For this school’s geothermal project, Simmons Drilling will drill 155, 400-foot wells. They have three T4W drill rigs on the site with TD50 down-the-hole hammers drilling 5-inch holes using Atlas Copco Secoroc bits. When complete, the 155 holes will equal 62,000 feet of drilling, and 23 miles of polypipe will be used in the ground. In total, the project was expected to take two months of 10-hour shifts. Because of the hardworking crews and equipment, they are ahead of schedule, according to driller Brent Jones.
The Geothermal AdvantageSteve Brooks cites the many benefits of geothermal when selling a system, with key points being cost and value, reduced maintenance, and versatility of installation. Geothermal immediately starts its payback as an energy source. According to Brooks, the installation costs of a geothermal system can be comparable to a conventional system, but the big advantage is that the operational costs are so much less than traditional fossil fuel systems.
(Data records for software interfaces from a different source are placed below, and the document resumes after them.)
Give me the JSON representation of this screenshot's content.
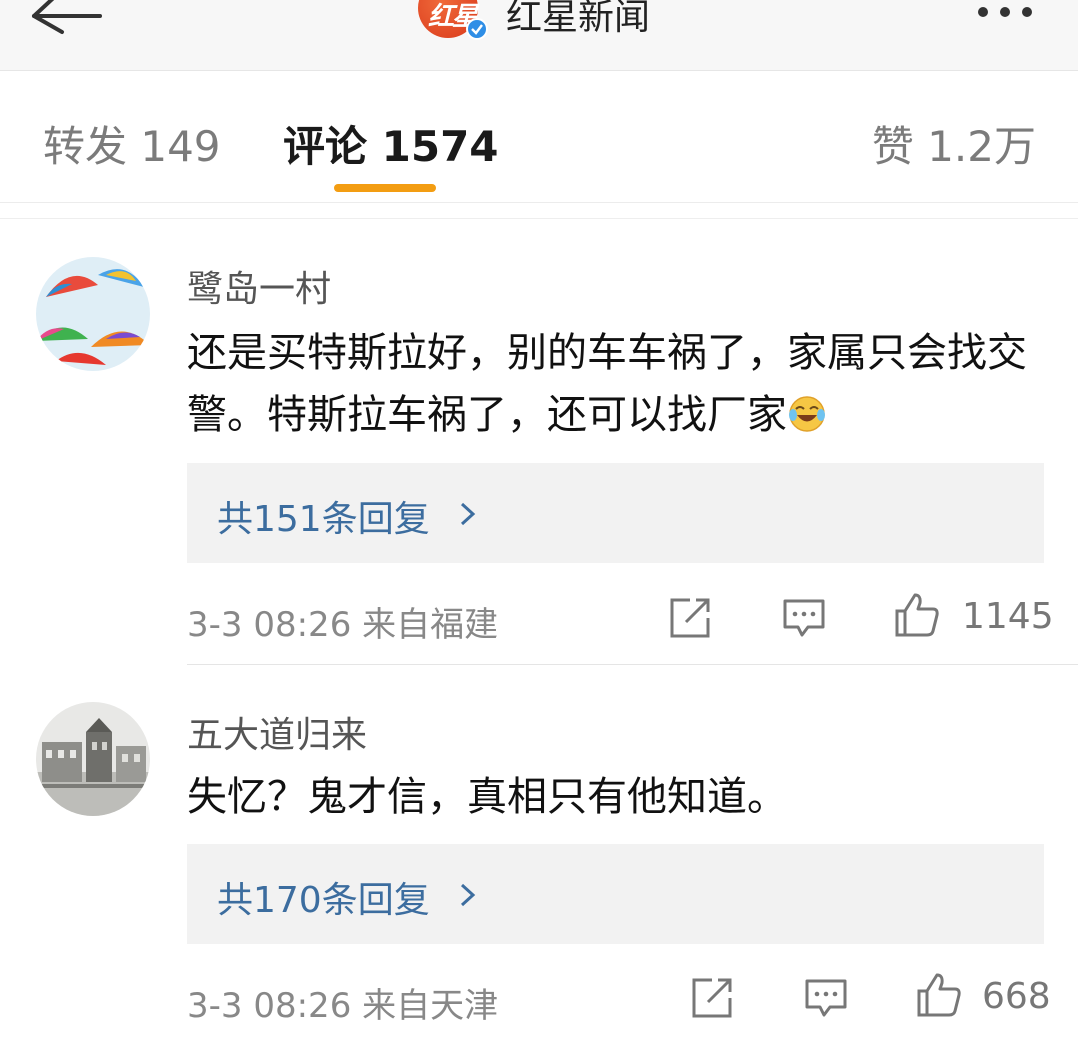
{
  "header": {
    "logo_text": "红星",
    "account_name": "红星新闻",
    "back_icon": "arrow-left-icon",
    "more_icon": "more-dots-icon"
  },
  "tabs": {
    "repost": "转发 149",
    "comments": "评论 1574",
    "likes": "赞 1.2万",
    "active_color": "#f39d12"
  },
  "comments": [
    {
      "username": "鹭岛一村",
      "text": "还是买特斯拉好，别的车车祸了，家属只会找交警。特斯拉车祸了，还可以找厂家",
      "emoji": "laugh-cry-icon",
      "replies": "共151条回复",
      "time_location": "3-3 08:26 来自福建",
      "likes": "1145"
    },
    {
      "username": "五大道归来",
      "text": "失忆？鬼才信，真相只有他知道。",
      "replies": "共170条回复",
      "time_location": "3-3 08:26 来自天津",
      "likes": "668"
    }
  ],
  "colors": {
    "link": "#3c6d9f",
    "reply_bg": "#f2f2f2",
    "verified": "#2f8ee6"
  }
}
Maintenance costs of a geothermal system are extremely reduced compared to conventional heating and cooling systems. The in-ground pipe is backed by a 55-year warranty, and requires virtually no maintenance. As for installation, the footprint of the loop field can be placed almost anywhere – under ball fields, parking lots and under structures. In a closed-loop water-only system, ground water is not extracted or in jeopardy of contamination because the same water is circulated throughout the polyethylene pipe for life of the system.
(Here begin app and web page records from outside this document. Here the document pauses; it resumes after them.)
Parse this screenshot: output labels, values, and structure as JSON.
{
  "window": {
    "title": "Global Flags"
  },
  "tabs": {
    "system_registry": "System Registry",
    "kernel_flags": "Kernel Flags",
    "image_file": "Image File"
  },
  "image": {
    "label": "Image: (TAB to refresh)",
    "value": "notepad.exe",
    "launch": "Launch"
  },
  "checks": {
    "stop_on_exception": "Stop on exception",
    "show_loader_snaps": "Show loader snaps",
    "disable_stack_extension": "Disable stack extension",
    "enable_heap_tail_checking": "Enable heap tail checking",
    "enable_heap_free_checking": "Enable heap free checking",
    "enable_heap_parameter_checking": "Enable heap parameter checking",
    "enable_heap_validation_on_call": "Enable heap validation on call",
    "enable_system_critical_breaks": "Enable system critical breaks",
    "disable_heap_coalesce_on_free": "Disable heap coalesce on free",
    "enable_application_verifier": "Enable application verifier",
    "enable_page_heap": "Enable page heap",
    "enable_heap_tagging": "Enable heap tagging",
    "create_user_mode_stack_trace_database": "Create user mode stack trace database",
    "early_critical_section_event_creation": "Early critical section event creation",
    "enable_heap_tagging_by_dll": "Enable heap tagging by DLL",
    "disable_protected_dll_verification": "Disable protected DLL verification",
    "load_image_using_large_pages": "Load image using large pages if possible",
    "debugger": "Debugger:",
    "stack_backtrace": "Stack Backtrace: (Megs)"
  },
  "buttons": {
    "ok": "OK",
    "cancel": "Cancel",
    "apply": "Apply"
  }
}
Educating customers is very important, Brooks points out. “Many people still don’t understand that geothermal is a closed-loop system that’s safe for ground water and not harmful to the environment.” Water is not pulled from the ground, and there is no contamination of the ground. A closed-loop system has water running through black plastic tubes that are grouted in place.
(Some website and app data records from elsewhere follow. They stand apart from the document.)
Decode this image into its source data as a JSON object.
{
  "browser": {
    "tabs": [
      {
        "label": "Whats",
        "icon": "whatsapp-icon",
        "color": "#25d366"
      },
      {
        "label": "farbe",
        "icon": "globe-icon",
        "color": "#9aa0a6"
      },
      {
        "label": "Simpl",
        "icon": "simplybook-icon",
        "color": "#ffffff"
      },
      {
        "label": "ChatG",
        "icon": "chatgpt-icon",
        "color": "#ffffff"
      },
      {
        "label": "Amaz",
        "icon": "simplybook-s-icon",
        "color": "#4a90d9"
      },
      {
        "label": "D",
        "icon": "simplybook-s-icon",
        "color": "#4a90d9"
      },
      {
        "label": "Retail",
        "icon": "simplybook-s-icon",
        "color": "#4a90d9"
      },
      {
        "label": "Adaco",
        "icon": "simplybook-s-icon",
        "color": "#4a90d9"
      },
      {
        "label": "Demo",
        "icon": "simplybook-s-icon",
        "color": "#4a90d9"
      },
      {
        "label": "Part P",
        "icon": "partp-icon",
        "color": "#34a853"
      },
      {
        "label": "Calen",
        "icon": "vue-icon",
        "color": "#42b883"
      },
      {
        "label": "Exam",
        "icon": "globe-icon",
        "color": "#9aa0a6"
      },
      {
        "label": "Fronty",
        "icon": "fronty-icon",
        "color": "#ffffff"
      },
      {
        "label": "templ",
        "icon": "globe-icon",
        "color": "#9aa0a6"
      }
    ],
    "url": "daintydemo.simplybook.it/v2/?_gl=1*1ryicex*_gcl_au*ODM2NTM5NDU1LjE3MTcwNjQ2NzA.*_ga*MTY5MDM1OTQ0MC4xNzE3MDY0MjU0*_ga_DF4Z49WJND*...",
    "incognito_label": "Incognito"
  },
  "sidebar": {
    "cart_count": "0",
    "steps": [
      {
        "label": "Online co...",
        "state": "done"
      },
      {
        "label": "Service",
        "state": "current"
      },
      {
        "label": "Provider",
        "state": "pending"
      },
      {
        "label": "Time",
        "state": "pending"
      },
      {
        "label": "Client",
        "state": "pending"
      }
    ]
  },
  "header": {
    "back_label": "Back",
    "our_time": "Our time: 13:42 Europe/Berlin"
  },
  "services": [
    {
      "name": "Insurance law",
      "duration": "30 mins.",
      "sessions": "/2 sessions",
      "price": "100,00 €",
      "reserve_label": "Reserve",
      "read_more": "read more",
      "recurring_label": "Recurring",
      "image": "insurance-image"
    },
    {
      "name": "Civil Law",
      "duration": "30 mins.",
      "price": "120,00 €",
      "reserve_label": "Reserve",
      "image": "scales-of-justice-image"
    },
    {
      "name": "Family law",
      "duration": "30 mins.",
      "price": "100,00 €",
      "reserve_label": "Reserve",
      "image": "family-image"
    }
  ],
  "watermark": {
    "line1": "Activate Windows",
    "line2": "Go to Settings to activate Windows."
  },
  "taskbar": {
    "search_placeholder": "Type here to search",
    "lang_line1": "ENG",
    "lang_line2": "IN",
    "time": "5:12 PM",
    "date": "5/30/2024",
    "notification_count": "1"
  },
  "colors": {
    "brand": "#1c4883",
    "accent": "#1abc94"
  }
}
Brooks says the geothermal industry is good business for the right drilling company. “It is not for those looking for a quick buck or the faint of heart,” he notes. It takes education to make money and do it right. “It’s taken us 14 years to get good at it. To know what you’re doing when drilling is not good enough. A good crew is critical; those people need to know what they are doing, and also what each other is doing. If there is a deviation, they need to adjust.”
The Right Equipment“The T4W drill rig is simple to use,” according to Jones, who has been with Simmons Drilling for 15 years and drills mainly geothermal wells. “That’s the best thing about it; it’s just easy to run. The fact that it’s a bigger drill makes it a versatile rig because it can do larger and smaller jobs, whereas smaller rigs can’t do the larger jobs.”
Brooks stresses that it is important to have an efficient hammer. It has taken 12 minutes per rod on this job. Atlas Copco also has consulted with Simmons Drilling about the importance of using the tooling that is the best for the job. Brooks continues, “It is very important to understand the cost per foot so you know you’re getting the best value for your hammer and bits, but also look at the life of the tool. Don’t forget the longevity of the hammer.”
Jones also comments on the TD50: “The one I’m running right now is the one I started with on this job. I get 200 feet more a day – 1,000 vs. 800 – by using the TD50. With the savings in labor and fuel cost, it saves the company money every day.”
Jones explains that backpressure will slow down drilling, and more air usually is required. “The TD50 has been designed not to build up the air pressure, while still maintaining a good penetration rate. A driller doesn’t need all that air pressure to get the results he’s looking for,” he says.